Thank-you for this report. I intended to ask my doctor for a sample at my last appointment but overlooked it. Your experience motivates me to ask for it at my next appointment in a few weeks. I’ll post here when I do.
Using the new batch of Fisap worked for only three cartridges. Then the problem reappeared. I give up! I still want to use FIasp so I’ll change cartridges when there are 30u left. My doctor will increase my perscription to compensate.
I’m not counting on a quick remedy from Novo or Tandem. Neither one is interested at the moment.
Until the FDA approves Fiasp for pumps then neither company can talk about this with you.
Doctors are not restricted but probably have no information about this anyway.
Companies aren’t restricted in discussing what they’re doing with new products that required FDA approval. Smaller publicly traded companies whose success or failure depend on one or just a few new products regularly report publicly what clinical trials are in place, at what phases, status in those phases, and anticipated outcome. That’s the only way they attract investment. The goverment also discloses detailed data about clinical trials at www.clinicaltrials.gov
Whether a company chooses to disclose information is completely up to each company, but it’s not a formal restriction.
Tandem is not doing a clinical study on Fiasp nor do they have a submission for such with the FDA. Either of these may give them some latitude although they would still have to be careful.
If Tandem is in any way perceived as promoting, marketing, suggesting, condoning or any other similar types of communications with patients (or the general public) involving FDA non-approved products (or the usage thereof) there can be very serious consequences from the FDA.

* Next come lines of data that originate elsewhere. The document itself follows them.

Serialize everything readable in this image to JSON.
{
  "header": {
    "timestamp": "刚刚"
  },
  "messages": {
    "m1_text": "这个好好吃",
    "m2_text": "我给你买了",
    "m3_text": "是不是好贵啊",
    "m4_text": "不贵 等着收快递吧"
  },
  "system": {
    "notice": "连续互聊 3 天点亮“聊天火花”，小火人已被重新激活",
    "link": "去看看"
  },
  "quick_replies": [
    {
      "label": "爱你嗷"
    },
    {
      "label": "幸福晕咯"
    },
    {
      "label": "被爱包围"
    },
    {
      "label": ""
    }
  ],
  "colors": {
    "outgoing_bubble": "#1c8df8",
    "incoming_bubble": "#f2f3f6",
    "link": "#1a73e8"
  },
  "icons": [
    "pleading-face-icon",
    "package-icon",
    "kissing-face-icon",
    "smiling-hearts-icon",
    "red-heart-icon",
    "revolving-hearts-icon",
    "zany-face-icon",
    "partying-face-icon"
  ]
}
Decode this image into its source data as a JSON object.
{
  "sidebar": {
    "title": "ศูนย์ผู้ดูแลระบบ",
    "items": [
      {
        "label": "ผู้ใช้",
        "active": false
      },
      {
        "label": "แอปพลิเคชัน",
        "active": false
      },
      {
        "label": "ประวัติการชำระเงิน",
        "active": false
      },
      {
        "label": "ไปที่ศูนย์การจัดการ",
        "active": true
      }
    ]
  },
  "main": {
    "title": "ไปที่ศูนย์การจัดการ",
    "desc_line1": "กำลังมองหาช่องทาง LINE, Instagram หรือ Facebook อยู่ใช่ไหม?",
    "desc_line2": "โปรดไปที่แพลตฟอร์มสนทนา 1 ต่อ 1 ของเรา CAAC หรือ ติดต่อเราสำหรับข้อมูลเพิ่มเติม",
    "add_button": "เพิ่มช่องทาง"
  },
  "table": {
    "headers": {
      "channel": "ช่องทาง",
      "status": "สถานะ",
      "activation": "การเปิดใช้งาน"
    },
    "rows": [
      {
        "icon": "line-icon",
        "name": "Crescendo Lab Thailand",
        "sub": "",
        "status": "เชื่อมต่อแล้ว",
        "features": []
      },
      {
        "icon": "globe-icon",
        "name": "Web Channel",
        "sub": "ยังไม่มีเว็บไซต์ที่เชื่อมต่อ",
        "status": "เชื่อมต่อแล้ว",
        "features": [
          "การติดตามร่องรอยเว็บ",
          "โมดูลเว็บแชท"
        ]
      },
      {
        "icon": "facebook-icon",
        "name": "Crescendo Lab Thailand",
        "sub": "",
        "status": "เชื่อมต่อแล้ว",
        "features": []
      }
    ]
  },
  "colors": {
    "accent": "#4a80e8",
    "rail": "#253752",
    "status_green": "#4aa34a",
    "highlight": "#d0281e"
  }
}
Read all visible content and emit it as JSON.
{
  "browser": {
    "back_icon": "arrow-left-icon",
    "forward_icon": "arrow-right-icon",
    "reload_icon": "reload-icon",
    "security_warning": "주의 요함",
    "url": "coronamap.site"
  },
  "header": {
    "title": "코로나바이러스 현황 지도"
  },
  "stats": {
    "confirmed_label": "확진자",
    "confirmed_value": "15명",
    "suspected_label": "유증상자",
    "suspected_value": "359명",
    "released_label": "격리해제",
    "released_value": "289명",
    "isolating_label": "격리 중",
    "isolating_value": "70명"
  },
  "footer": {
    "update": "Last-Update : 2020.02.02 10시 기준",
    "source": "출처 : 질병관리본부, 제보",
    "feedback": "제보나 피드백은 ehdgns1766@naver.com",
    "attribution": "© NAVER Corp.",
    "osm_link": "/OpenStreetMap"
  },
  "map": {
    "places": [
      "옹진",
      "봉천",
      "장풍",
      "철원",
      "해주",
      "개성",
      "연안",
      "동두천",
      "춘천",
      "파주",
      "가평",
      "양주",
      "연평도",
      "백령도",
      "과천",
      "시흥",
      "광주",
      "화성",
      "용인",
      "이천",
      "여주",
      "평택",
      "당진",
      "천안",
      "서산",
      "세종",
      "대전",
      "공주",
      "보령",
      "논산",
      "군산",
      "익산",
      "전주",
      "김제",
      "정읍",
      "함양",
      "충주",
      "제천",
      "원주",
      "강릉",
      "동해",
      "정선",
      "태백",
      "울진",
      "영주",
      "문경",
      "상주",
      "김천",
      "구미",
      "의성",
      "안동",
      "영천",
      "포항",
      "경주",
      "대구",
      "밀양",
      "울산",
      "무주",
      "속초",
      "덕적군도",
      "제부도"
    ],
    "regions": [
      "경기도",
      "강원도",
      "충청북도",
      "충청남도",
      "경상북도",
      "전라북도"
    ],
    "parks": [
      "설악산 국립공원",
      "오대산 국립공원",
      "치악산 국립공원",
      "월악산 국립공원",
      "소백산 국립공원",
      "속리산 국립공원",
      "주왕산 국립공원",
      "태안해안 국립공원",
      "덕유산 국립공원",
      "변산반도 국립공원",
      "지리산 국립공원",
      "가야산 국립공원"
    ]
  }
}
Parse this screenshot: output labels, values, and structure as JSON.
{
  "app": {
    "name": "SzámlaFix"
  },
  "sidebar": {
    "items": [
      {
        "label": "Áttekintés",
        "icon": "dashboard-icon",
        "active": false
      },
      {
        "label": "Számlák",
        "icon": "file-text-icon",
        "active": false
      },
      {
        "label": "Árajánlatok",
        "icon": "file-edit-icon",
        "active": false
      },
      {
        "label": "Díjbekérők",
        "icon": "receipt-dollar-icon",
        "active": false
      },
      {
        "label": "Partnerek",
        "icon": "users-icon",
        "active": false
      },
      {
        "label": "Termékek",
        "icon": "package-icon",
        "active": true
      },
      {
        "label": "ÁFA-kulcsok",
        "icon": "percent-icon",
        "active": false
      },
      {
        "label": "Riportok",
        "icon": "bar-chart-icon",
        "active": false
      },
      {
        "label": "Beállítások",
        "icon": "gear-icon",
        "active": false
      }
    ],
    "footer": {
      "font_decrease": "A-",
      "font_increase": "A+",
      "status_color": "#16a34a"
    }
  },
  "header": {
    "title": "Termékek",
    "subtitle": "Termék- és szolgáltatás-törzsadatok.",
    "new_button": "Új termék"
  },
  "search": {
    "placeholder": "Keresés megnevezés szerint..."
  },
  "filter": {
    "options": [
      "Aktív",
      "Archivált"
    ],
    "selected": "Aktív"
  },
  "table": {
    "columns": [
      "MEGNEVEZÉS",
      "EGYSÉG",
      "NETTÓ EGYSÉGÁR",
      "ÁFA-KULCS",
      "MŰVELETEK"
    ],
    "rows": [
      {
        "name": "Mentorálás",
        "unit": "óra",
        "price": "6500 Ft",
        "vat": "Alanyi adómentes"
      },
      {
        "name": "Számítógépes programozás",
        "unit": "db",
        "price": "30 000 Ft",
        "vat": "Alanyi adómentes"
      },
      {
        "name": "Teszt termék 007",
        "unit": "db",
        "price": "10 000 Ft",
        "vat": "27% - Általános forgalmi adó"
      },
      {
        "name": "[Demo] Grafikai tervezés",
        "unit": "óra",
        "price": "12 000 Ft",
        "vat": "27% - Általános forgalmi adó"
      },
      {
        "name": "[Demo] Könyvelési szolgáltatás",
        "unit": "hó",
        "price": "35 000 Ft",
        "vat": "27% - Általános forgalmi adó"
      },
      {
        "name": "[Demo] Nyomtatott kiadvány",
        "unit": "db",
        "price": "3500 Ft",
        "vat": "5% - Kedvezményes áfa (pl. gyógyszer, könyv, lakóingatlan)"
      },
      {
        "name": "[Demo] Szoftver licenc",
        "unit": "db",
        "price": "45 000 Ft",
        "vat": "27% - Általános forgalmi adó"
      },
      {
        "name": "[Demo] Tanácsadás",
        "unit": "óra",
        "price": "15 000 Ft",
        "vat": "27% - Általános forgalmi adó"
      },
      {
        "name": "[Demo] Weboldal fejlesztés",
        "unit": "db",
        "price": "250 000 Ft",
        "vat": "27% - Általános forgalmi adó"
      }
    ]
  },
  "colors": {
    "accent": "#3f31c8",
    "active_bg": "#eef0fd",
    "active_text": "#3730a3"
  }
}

Tandem can absolutely not be involved in any sort of troubleshooting with any type of insulin in their pumps other then Humalog and Novolog.
I think we’re on the same page. When I talk to tandem TCS (and their rep) the first words out of their mouth is using FIASP is off-label and they don’t support it. The rep also said getting approval isn’t on their their radar screen in the near team. That’s why I said their not interested at this moment.
But if they were seeking approval government regulations would not stop them from discussing it if they chose to do so.
Another disappointing experience last night. My BG climbed slowly from 100 to 340 between 11pm and 3am when the CGM alarm finally woke me up (it was still climbing). There was still 80u in the cartridge. A big correction bolus with no impact. At 5am I changed out the infusion set and cartridge and brought things back in range with Afrezza. All is well now through lunch. I can’t unequivocally pin the blame on Fiasp because I changed the infusion site and cartridge at the same time, but given recent experiences I’m assuming it’s the culprit.
I called Tandem TCS to see if I might be overlooking something. They suggested the usual suspects (infusion site, loose tlock connection, how long the cartridge was in use). They pointed out again that Fiasp was an off label use for the pump but told me other users are reporting similar things and that some are having success by changing cartridges at 50u. I’m willing to do that, but this experience was at 80u. If it happens again I’m going begrudgingly back to Humalog.
Have you tried extended bolus?
We seem to have gotten past nighttime highs (for now - things can always change) but when we had them, if I thought that 8 units was appropriate, I found it far more effective to bolus 8 units extended, 25% up front over 1 hour.
ie - 2 units now and then 1 unit every 10 minutes spread out over the next hour.
If I did all 8 units at once at nighttime it would have very little impact.
However during the day things are quite different.
EDIT: FYI - We are using Fiasp in the Tandem t:slim X2. Off-label obviously.